The Porcupine Mtn Trail Marathon, one of the many races offered by Great Lakes Endurance, fit my schedule best, and so I ventured up to the Michigan upper peninsula for some camping and trail running. And was it ever a swell time. Despite a downpour Friday night, I arrived at the start of the race Saturday morning to cheerful participants and a hearty field of marathoners ready to tackle the 3,100' feet of ascent up and around (twice) the Porcupine Mountains. With mile markers throughout the course, seven aid stations flush with Hammer Nutrition Products, and formidable competition, the inaugural race proved to be a great success. Though the course seemed to be a touch short (as per my Garmin), and the trails proved a sloppy, muddy, wet mess from the overnight rain, the pace of the front finishers remained stout. I ran the earliest miles with Craig Hertz, a resident of Duluth whom I met at the Voyaguer 50 back in 2011, and then slopped through extremely muddied cross country ski trails and technical single track with eventual winner, Andy Warren, during the majority of the first loop (about 14 miles), before darting into the woods to relieve myself around mile 13. My stomach problems never did subside and, rather than being able to push during the second half, I could only manage to maintain a decent pace in holding off eventual third and fourth place finishers to the finish (+:40 on 3rd, +2:30 on 4th, the 4th place finisher being Craig Hertz).

Finishing the race was a quiet relief, as I know that I shouldn't have to endure any trails of this technicality and muddiness in any of my remaining races this fall. On the other hand, I was happy to have trekked through these splendid northern Michigan trails for the first time: the views, despite the overcast skies, were very scenic, and the difficult nature of the course was an excellent strength builder.  I was also happy that, upon finishing, my legs were in fine shape (given the effort), and this allowed me to run another 20+ in Lapham Peak State Park on Sunday with good friends Brian Condon and Cassie Scallon.

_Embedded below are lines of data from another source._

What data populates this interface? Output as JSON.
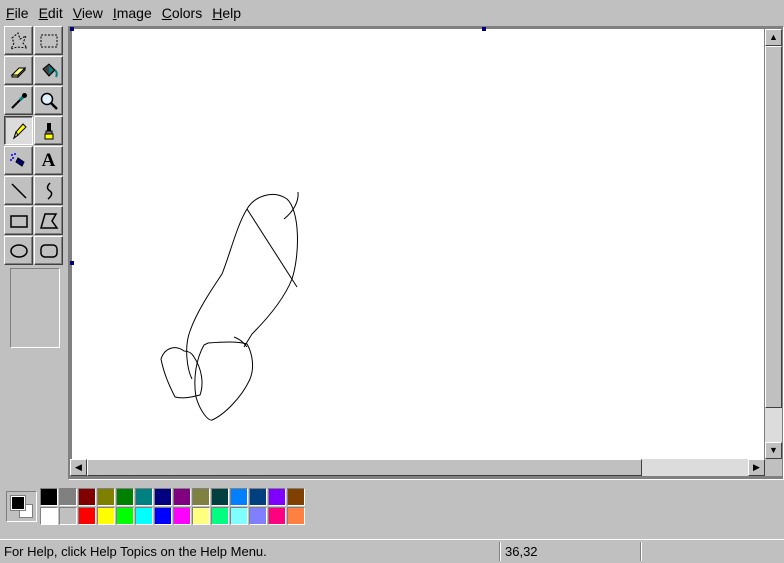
{
  "menu": [
    {
      "label": "File",
      "key": "F",
      "rest": "ile"
    },
    {
      "label": "Edit",
      "key": "E",
      "rest": "dit"
    },
    {
      "label": "View",
      "key": "V",
      "rest": "iew"
    },
    {
      "label": "Image",
      "key": "I",
      "rest": "mage"
    },
    {
      "label": "Colors",
      "key": "C",
      "rest": "olors"
    },
    {
      "label": "Help",
      "key": "H",
      "rest": "elp"
    }
  ],
  "tools": [
    {
      "name": "free-form-select",
      "icon": "free-form-select-icon",
      "active": false
    },
    {
      "name": "rect-select",
      "icon": "rect-select-icon",
      "active": false
    },
    {
      "name": "eraser",
      "icon": "eraser-icon",
      "active": false
    },
    {
      "name": "fill",
      "icon": "fill-bucket-icon",
      "active": false
    },
    {
      "name": "pick-color",
      "icon": "eyedropper-icon",
      "active": false
    },
    {
      "name": "magnifier",
      "icon": "magnifier-icon",
      "active": false
    },
    {
      "name": "pencil",
      "icon": "pencil-icon",
      "active": true
    },
    {
      "name": "brush",
      "icon": "brush-icon",
      "active": false
    },
    {
      "name": "airbrush",
      "icon": "airbrush-icon",
      "active": false
    },
    {
      "name": "text",
      "icon": "text-icon",
      "active": false,
      "glyph": "A"
    },
    {
      "name": "line",
      "icon": "line-icon",
      "active": false
    },
    {
      "name": "curve",
      "icon": "curve-icon",
      "active": false
    },
    {
      "name": "rectangle",
      "icon": "rectangle-icon",
      "active": false
    },
    {
      "name": "polygon",
      "icon": "polygon-icon",
      "active": false
    },
    {
      "name": "ellipse",
      "icon": "ellipse-icon",
      "active": false
    },
    {
      "name": "rounded-rectangle",
      "icon": "rounded-rectangle-icon",
      "active": false
    }
  ],
  "colors": {
    "foreground": "#000000",
    "background": "#ffffff",
    "row1": [
      "#000000",
      "#808080",
      "#800000",
      "#808000",
      "#008000",
      "#008080",
      "#000080",
      "#800080",
      "#808040",
      "#004040",
      "#0080ff",
      "#004080",
      "#8000ff",
      "#804000"
    ],
    "row2": [
      "#ffffff",
      "#c0c0c0",
      "#ff0000",
      "#ffff00",
      "#00ff00",
      "#00ffff",
      "#0000ff",
      "#ff00ff",
      "#ffff80",
      "#00ff80",
      "#80ffff",
      "#8080ff",
      "#ff0080",
      "#ff8040"
    ]
  },
  "status": {
    "help": "For Help, click Help Topics on the Help Menu.",
    "coords": "36,32"
  }
}
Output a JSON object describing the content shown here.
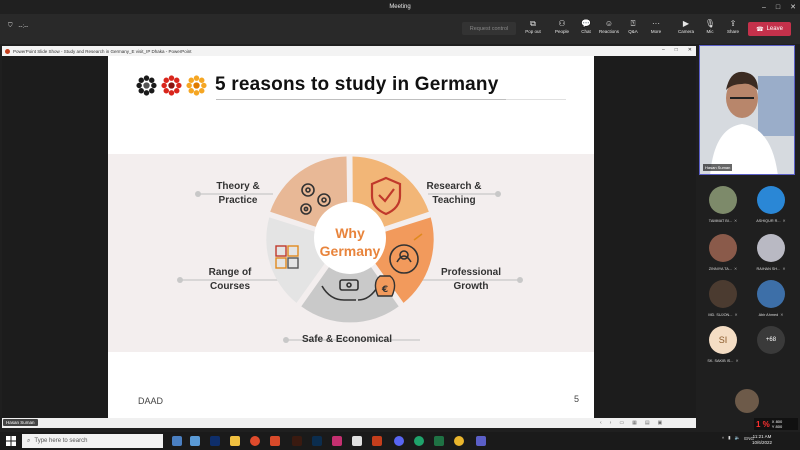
{
  "window": {
    "title": "Meeting",
    "controls": [
      "–",
      "□",
      "✕"
    ]
  },
  "toolbar": {
    "timer": "--:--",
    "request_control": "Request control",
    "buttons": [
      {
        "label": "Pop out",
        "icon": "popout-icon"
      },
      {
        "label": "People",
        "icon": "people-icon"
      },
      {
        "label": "Chat",
        "icon": "chat-icon"
      },
      {
        "label": "Reactions",
        "icon": "reactions-icon"
      },
      {
        "label": "Q&A",
        "icon": "qa-icon"
      },
      {
        "label": "More",
        "icon": "more-icon"
      },
      {
        "label": "Camera",
        "icon": "camera-icon"
      },
      {
        "label": "Mic",
        "icon": "mic-off-icon"
      },
      {
        "label": "Share",
        "icon": "share-icon"
      }
    ],
    "leave": "Leave"
  },
  "ppt": {
    "window_title": "PowerPoint Slide Show - Study and Research in Germany_E visit_IP Dhaka - PowerPoint",
    "slide": {
      "title": "5 reasons to study in Germany",
      "center_text_line1": "Why",
      "center_text_line2": "Germany",
      "labels": {
        "theory": [
          "Theory &",
          "Practice"
        ],
        "research": [
          "Research &",
          "Teaching"
        ],
        "professional": [
          "Professional",
          "Growth"
        ],
        "safe": [
          "Safe & Economical"
        ],
        "range": [
          "Range of",
          "Courses"
        ]
      },
      "footer_left": "DAAD",
      "page_number": "5"
    },
    "presenter_tag": "Hasan Suman"
  },
  "panel": {
    "main_video_name": "Hasan Suman",
    "participants": [
      {
        "name": "TAMMAT BI...",
        "initials": ""
      },
      {
        "name": "ASHIQUR R...",
        "initials": ""
      },
      {
        "name": "ZINNIYA TA...",
        "initials": ""
      },
      {
        "name": "RAIHAN SH...",
        "initials": ""
      },
      {
        "name": "MD. SUJON...",
        "initials": ""
      },
      {
        "name": "Abir Ahmed",
        "initials": ""
      },
      {
        "name": "SK. SAKIB IS...",
        "initials": "SI"
      },
      {
        "name": "",
        "initials": "+68"
      }
    ]
  },
  "overlay": {
    "big_number": "1 %",
    "x": "X 800",
    "y": "Y 800"
  },
  "taskbar": {
    "search_placeholder": "Type here to search",
    "time": "11:21 AM",
    "date": "10/6/2022",
    "lang": "ENG"
  },
  "colors": {
    "accent_orange": "#f29a5c",
    "tan": "#e8b896",
    "gray_segment": "#c9c9c9",
    "leave_red": "#c4314b",
    "teams_purple": "#5b5fc7"
  }
}
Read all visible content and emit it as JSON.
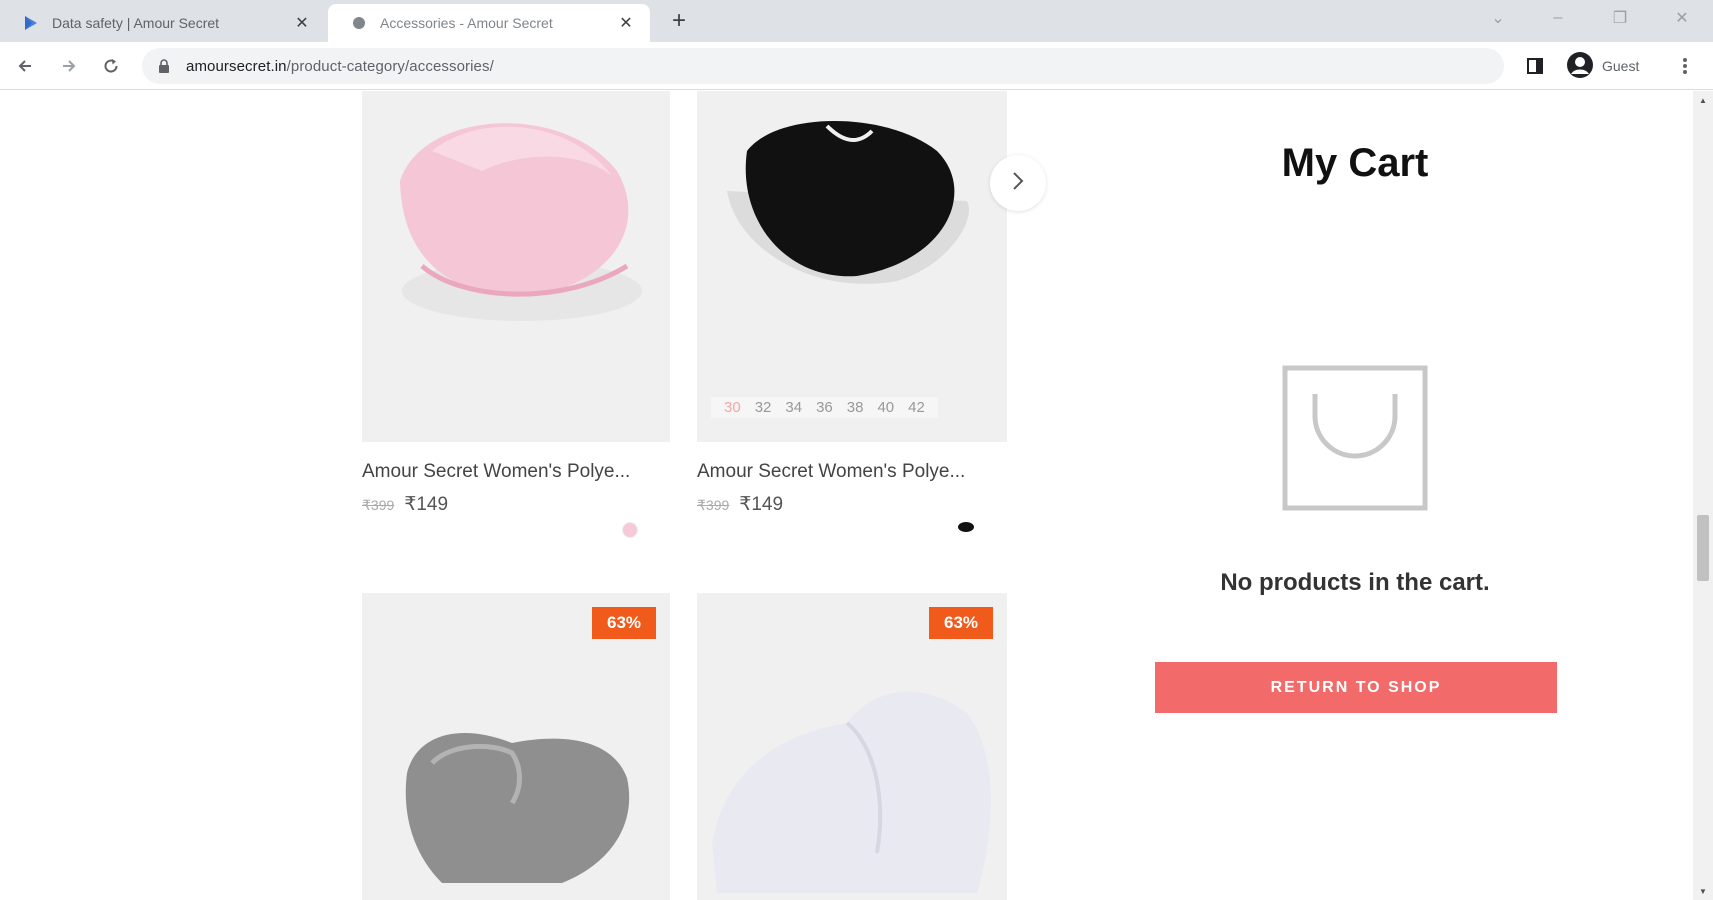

As a result, my weekend totaled 46+ miles of beautiful trails (and 86+ miles for the first six days of October)!

September, contrary to the formidable training I managed during the first week of October, was a lackluster month: I ran very few miles (~200 miles) and I had an unimpressive 50 mile race. The only perceived upshot from this is that I was able to rest after an enduring July and August. During October I'll be back to higher mileage and some racing (the first race of the month having been completed), and plenty of workouts, in preparation for an important month of November, where I'll run two national class races in just two weeks. Next blogpost, I plan to discuss the art of tapering (link HERE when available).

Photos from the past week(end):

Beautiful foliage near the Wisconsin/Michigan border.
Atop the biggest climb on the course, the evening before the marathon.
Post-race muddiness.
Scenic Michigan shoreline along Lake Superior.
Pre-20 miles with Brian Condon and Cassie Scallon.
Refilling at the spring.
Enjoying the Ice Age Trail.
Taking in the views on Lapham Peak. 
Refueling. 
Catching some miles with Cassie and Matt Flaherty earlier in the week. 
Gettin' our Sense Mantra on. 
Doing cider things with a good friend.